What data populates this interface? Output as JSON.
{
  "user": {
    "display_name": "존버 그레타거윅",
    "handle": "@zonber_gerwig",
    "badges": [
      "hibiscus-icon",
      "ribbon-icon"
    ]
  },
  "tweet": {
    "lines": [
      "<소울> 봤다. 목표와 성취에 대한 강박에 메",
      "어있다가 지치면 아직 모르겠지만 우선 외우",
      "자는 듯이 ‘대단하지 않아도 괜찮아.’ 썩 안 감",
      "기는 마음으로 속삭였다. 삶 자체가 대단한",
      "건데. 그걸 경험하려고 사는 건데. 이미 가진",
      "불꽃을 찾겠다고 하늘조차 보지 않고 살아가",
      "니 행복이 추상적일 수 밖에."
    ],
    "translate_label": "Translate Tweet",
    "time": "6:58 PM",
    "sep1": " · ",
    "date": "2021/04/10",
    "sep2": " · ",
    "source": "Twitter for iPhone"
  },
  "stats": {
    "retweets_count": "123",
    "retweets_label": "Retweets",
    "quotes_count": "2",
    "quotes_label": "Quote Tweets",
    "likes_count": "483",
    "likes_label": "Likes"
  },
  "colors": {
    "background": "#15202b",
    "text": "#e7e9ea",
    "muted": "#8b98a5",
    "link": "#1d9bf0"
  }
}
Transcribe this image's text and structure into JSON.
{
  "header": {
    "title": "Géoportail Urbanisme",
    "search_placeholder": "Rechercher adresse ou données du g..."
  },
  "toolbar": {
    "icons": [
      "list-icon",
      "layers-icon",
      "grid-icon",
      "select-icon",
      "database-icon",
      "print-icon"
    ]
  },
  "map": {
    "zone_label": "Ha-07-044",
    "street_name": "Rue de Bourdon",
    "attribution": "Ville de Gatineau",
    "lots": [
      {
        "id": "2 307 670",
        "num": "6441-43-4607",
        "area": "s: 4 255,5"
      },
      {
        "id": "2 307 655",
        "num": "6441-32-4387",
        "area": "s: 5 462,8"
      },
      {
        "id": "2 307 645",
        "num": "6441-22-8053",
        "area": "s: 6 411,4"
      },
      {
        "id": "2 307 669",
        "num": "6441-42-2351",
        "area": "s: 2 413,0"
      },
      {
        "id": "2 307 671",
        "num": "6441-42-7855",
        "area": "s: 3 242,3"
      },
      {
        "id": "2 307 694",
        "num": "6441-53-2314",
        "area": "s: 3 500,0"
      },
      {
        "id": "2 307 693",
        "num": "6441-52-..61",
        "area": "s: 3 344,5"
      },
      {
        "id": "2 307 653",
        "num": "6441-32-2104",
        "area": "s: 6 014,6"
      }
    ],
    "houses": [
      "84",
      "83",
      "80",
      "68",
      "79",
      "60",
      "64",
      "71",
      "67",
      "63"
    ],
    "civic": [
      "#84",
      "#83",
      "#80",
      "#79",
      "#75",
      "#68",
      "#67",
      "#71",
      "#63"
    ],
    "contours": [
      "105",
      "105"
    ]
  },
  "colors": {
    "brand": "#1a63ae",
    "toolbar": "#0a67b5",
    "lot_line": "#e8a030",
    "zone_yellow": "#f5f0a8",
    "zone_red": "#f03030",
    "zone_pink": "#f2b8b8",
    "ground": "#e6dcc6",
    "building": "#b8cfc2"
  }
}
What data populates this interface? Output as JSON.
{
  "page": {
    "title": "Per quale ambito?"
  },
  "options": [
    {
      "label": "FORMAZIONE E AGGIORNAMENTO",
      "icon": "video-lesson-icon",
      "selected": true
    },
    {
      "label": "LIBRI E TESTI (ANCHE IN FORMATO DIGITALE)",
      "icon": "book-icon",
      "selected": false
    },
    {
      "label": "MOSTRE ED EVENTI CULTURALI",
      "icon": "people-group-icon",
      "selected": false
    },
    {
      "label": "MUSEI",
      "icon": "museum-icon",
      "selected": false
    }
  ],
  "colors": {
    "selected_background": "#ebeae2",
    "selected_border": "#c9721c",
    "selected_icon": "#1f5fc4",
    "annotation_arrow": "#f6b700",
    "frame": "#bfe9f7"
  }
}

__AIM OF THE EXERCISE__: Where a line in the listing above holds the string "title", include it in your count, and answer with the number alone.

__THE ANSWER__: 2